Threats to data security
Recently, computer systems and the internet have been introduced in more businesses so the threats have increased. This means that computer systems and data need to be protected, including financial transactions over the internet.
Types of threats
The most common threat is a computer virus which is a program that replicates and spreads, trying to break a system. A trojan is designed to give full control of a PC to another.
A worm is a standalone program that replicates to spread to other computers
Phishing is where someone pretends to be a reliable source in order to access private information. This is most common through instant messaging, where users are tricked into entering their details on an untrustworthy website.
- Spyware is a software which hacks into private details and logins without the user being aware. They are difficult to detect and some are installed to monitor users intentionally.
DPA states that if a business losses information on you either by just accidental loss or by a hacker, then that business may be prosecuted for not keeping your data secure.
The Computer Misuse Act (CMA) was designed in 1990 to prevent unauthorized access to computers or to at least prosecute such offenders.
Impacts on Customers: They may become victims of Identity theft
Impacts on Employees: Higher monitorization of what Employees are doing, demotion in Job, possibly a warning or they may be fired.
Impacts on Business or Organisation: May have to be forced to pay compensation, may have to close, increase level of security and customers may not trust the business in future and may go elsewhere.
There is a computer misuse act which deals with hacking and viruses and was passed in 1990. The main parts of the act are:
Unauthorised access to computer material
This is in connection with hacking, which is getting data or programmes that you aren’t allowed to view. It is illegal if you have not been given permission to view it or use the computer to access it.
Unauthorised access with the intent to commit further offences
If the information is viewed with permission but with the intent of using it to commit a crime, for instance blackmailing then you are breaking this law.
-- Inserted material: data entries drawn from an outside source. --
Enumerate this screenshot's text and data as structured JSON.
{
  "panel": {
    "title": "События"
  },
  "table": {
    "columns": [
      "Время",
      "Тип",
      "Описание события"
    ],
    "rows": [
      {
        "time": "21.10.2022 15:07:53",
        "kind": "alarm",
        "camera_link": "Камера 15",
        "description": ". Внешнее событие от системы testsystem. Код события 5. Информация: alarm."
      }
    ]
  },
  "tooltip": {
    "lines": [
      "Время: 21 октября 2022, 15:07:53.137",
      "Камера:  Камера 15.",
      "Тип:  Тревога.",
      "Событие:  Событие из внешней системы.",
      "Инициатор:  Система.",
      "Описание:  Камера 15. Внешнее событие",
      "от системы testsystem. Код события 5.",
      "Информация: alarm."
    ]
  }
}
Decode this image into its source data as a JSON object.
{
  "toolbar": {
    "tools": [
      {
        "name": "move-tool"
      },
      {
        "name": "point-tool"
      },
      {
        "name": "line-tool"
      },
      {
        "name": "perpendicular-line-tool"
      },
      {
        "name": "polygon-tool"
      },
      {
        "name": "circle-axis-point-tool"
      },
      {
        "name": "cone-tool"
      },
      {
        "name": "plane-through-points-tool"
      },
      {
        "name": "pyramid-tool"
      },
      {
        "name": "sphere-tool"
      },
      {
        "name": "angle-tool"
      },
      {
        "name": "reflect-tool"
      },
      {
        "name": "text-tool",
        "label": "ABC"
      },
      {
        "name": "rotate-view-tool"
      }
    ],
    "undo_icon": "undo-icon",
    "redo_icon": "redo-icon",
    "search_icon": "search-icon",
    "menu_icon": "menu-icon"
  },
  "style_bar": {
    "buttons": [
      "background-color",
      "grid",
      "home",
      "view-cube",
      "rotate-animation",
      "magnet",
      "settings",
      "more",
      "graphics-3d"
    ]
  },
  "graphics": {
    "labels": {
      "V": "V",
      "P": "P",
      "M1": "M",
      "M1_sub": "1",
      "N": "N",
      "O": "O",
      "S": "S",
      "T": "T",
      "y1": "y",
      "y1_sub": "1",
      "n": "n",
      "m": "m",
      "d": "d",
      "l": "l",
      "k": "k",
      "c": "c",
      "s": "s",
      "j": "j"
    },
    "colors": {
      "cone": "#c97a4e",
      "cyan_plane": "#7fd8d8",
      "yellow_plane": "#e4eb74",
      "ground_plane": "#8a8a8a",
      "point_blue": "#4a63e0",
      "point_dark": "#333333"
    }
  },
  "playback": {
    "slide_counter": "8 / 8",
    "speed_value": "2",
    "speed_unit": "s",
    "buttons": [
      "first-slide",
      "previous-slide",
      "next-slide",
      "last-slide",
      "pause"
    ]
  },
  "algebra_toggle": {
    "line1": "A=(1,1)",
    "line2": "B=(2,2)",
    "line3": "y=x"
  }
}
Unauthorised acts with intent to to impair computers
Meaning that making unauthorised changes to the computer materials it breaking this law, for example sending a virus to cause a malfunction or damaging the data.
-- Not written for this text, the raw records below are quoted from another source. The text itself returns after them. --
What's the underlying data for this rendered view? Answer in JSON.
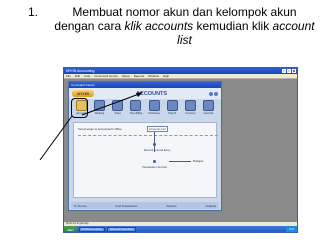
{
  "instruction": {
    "number": "1.",
    "text_before": "Membuat nomor akun dan kelompok akun dengan cara ",
    "emphasis_1": "klik accounts",
    "text_middle": " kemudian klik ",
    "emphasis_2": "account list"
  },
  "app": {
    "title": "MYOB Accounting",
    "menu": [
      "File",
      "Edit",
      "Lists",
      "Command Centre",
      "Setup",
      "Reports",
      "Window",
      "Help"
    ],
    "status": "Press F1 to get help"
  },
  "command_centre": {
    "title": "Command Centre",
    "logo": "MYOB",
    "heading": "ACCOUNTS",
    "modules": [
      "Accounts",
      "Banking",
      "Sales",
      "Time Billing",
      "Purchases",
      "Payroll",
      "Inventory",
      "Card File"
    ],
    "flow": {
      "send_label": "Send Ledger to Accountant's Office",
      "account_list": "Accounts List",
      "record_journal": "Record Journal Entry",
      "transaction_journal": "Transaction Journal",
      "budgets": "Budgets"
    },
    "footer": [
      "To Do List",
      "Find Transactions",
      "Reports",
      "Analysis"
    ]
  },
  "taskbar": {
    "start": "start",
    "tasks": [
      "MYOB Accounting",
      "Microsoft PowerPoint"
    ],
    "clock": "9:24"
  }
}
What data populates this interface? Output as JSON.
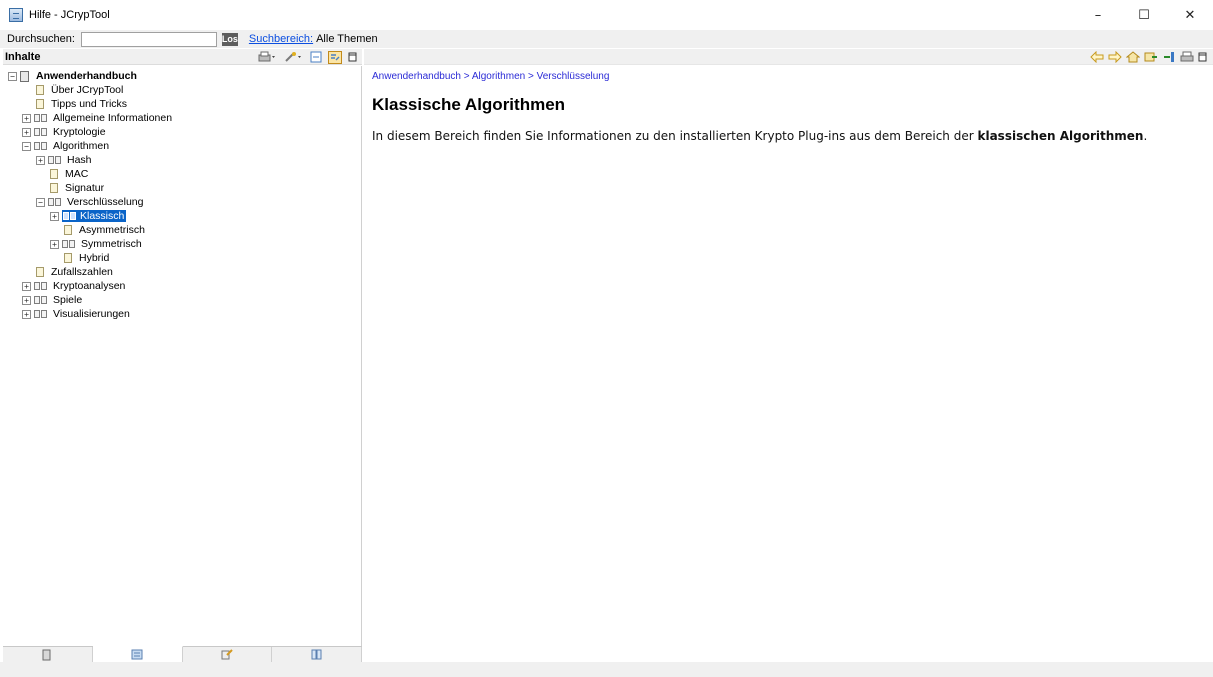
{
  "window": {
    "title": "Hilfe - JCrypTool",
    "minimize": "–",
    "maximize": "☐",
    "close": "✕"
  },
  "search": {
    "label": "Durchsuchen:",
    "value": "",
    "go": "Los",
    "scope_link": "Suchbereich:",
    "scope_value": "Alle Themen"
  },
  "left_panel": {
    "header": "Inhalte",
    "tree": [
      {
        "label": "Anwenderhandbuch",
        "icon": "manual-icon",
        "expander": "−",
        "bold": true
      },
      {
        "label": "Über JCrypTool",
        "icon": "page-icon"
      },
      {
        "label": "Tipps und Tricks",
        "icon": "page-icon"
      },
      {
        "label": "Allgemeine Informationen",
        "icon": "book-icon",
        "expander": "+"
      },
      {
        "label": "Kryptologie",
        "icon": "book-icon",
        "expander": "+"
      },
      {
        "label": "Algorithmen",
        "icon": "book-icon",
        "expander": "−"
      },
      {
        "label": "Hash",
        "icon": "book-icon",
        "expander": "+"
      },
      {
        "label": "MAC",
        "icon": "page-icon"
      },
      {
        "label": "Signatur",
        "icon": "page-icon"
      },
      {
        "label": "Verschlüsselung",
        "icon": "book-icon",
        "expander": "−"
      },
      {
        "label": "Klassisch",
        "icon": "book-icon",
        "expander": "+",
        "selected": true
      },
      {
        "label": "Asymmetrisch",
        "icon": "page-icon"
      },
      {
        "label": "Symmetrisch",
        "icon": "book-icon",
        "expander": "+"
      },
      {
        "label": "Hybrid",
        "icon": "page-icon"
      },
      {
        "label": "Zufallszahlen",
        "icon": "page-icon"
      },
      {
        "label": "Kryptoanalysen",
        "icon": "book-icon",
        "expander": "+"
      },
      {
        "label": "Spiele",
        "icon": "book-icon",
        "expander": "+"
      },
      {
        "label": "Visualisierungen",
        "icon": "book-icon",
        "expander": "+"
      }
    ]
  },
  "content": {
    "breadcrumb": [
      "Anwenderhandbuch",
      "Algorithmen",
      "Verschlüsselung"
    ],
    "breadcrumb_sep": ">",
    "title": "Klassische Algorithmen",
    "text_before": "In diesem Bereich finden Sie Informationen zu den installierten Krypto Plug-ins aus dem Bereich der ",
    "text_bold": "klassischen Algorithmen",
    "text_after": "."
  },
  "colors": {
    "selection": "#0a64c8",
    "link": "#2b2bd6",
    "panel_bg": "#f0f0f0"
  }
}
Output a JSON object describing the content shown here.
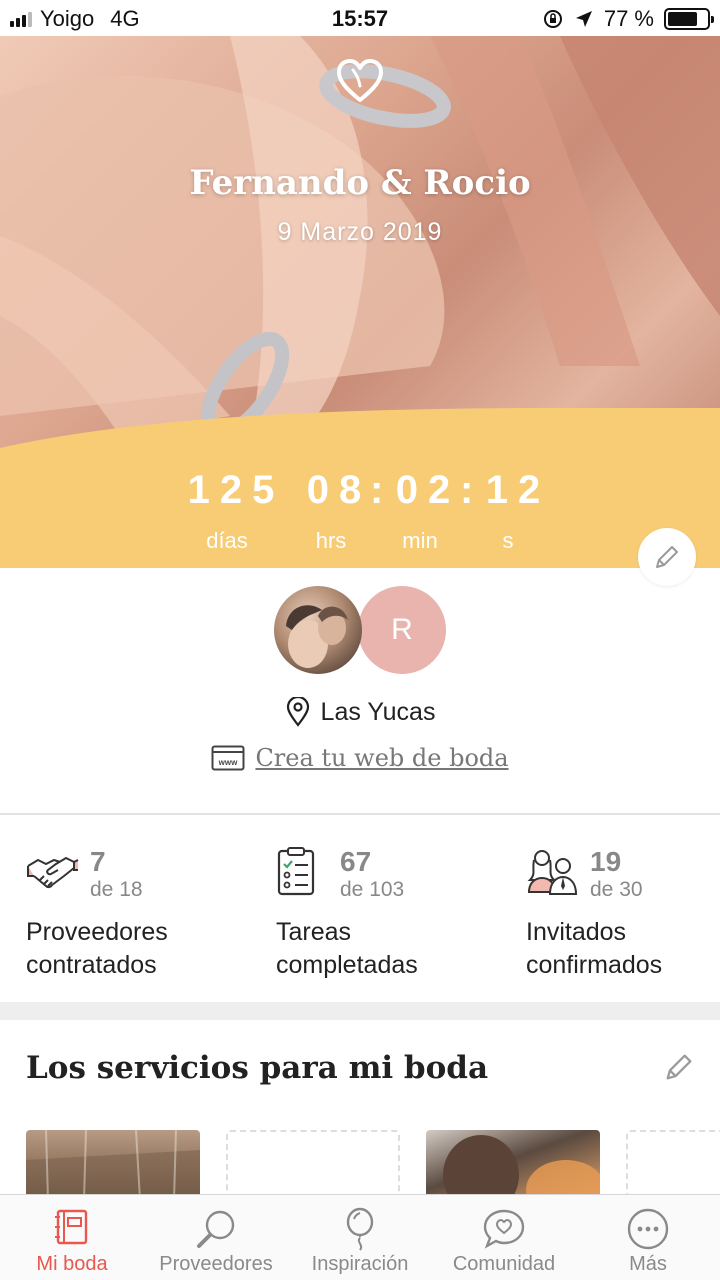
{
  "status_bar": {
    "carrier": "Yoigo",
    "network": "4G",
    "time": "15:57",
    "battery_percent_text": "77 %",
    "battery_level": 0.77
  },
  "hero": {
    "couple_names": "Fernando & Rocio",
    "date": "9 Marzo 2019",
    "accent_color": "#f7cc75",
    "countdown": {
      "days": "125",
      "hours": "08",
      "minutes": "02",
      "seconds": "12",
      "days_label": "días",
      "hours_label": "hrs",
      "minutes_label": "min",
      "seconds_label": "s"
    }
  },
  "couple": {
    "partner_initial": "R",
    "location": "Las Yucas",
    "web_link": "Crea tu web de boda"
  },
  "stats": [
    {
      "icon": "handshake-icon",
      "value": "7",
      "total": "de 18",
      "label_1": "Proveedores",
      "label_2": "contratados"
    },
    {
      "icon": "checklist-icon",
      "value": "67",
      "total": "de 103",
      "label_1": "Tareas",
      "label_2": "completadas"
    },
    {
      "icon": "guests-icon",
      "value": "19",
      "total": "de 30",
      "label_1": "Invitados",
      "label_2": "confirmados"
    }
  ],
  "services": {
    "title": "Los servicios para mi boda"
  },
  "tab_bar": {
    "active_color": "#e8584f",
    "items": [
      {
        "label": "Mi boda",
        "icon": "notebook-icon"
      },
      {
        "label": "Proveedores",
        "icon": "search-icon"
      },
      {
        "label": "Inspiración",
        "icon": "balloon-icon"
      },
      {
        "label": "Comunidad",
        "icon": "chat-heart-icon"
      },
      {
        "label": "Más",
        "icon": "more-icon"
      }
    ]
  }
}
As everyone has a right to privacy and not have their information free to share online, the government started the Data Protection Act (DPA) in 1984 and the last update to it was in 1998.
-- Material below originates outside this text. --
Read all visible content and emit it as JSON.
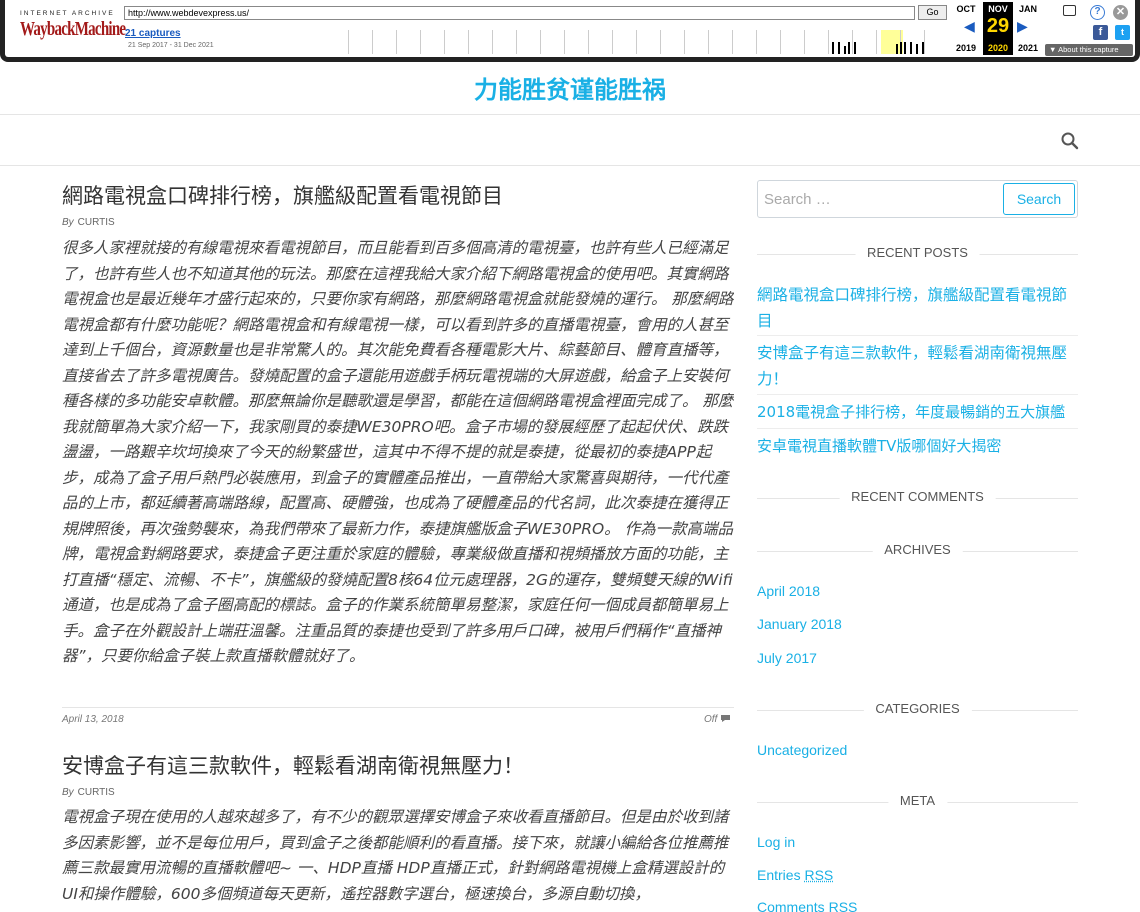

If any business/company wants to keep information on people, they must register with the Office of the Information Commissioner.
Personal Data = Data on any living person who can be identified. This can include (but is not limited to); race, political opinions, religion, physical/mental condition, if part of a Trade Union.
Data Subject = a living individual to whom personal data relates.
Data Controller = a person who (either alone or jointly or in common with other persons) determines the purposes for which and the manner in which any personal data are, or are to be, processed.
Data protection 2
The DPA gives several rights to Data Subjects and has guidelines to Data Controllers.
Rights of Data Subjects: Subject Access, Correction, Prevent Distress, Prevent Direct Marketing, Automatic Decisions, Complaint to the Information Commissioner, Compensation.
Explanations: Subject can ask for information from Controller, Can force Controller to correct any mistake, Can prevent any information of Subject being kept if it can cause distress, Can prevent junk emails or calls, Subject can stop Data User from making automatic decisions, Use of personal data reviewed by Commissioner, Compensation if data is incorrect, lost or disclosed.
Exemptions: National Security, Crime/Taxation, Domestic Purposes and if seeing your records may cause you harm.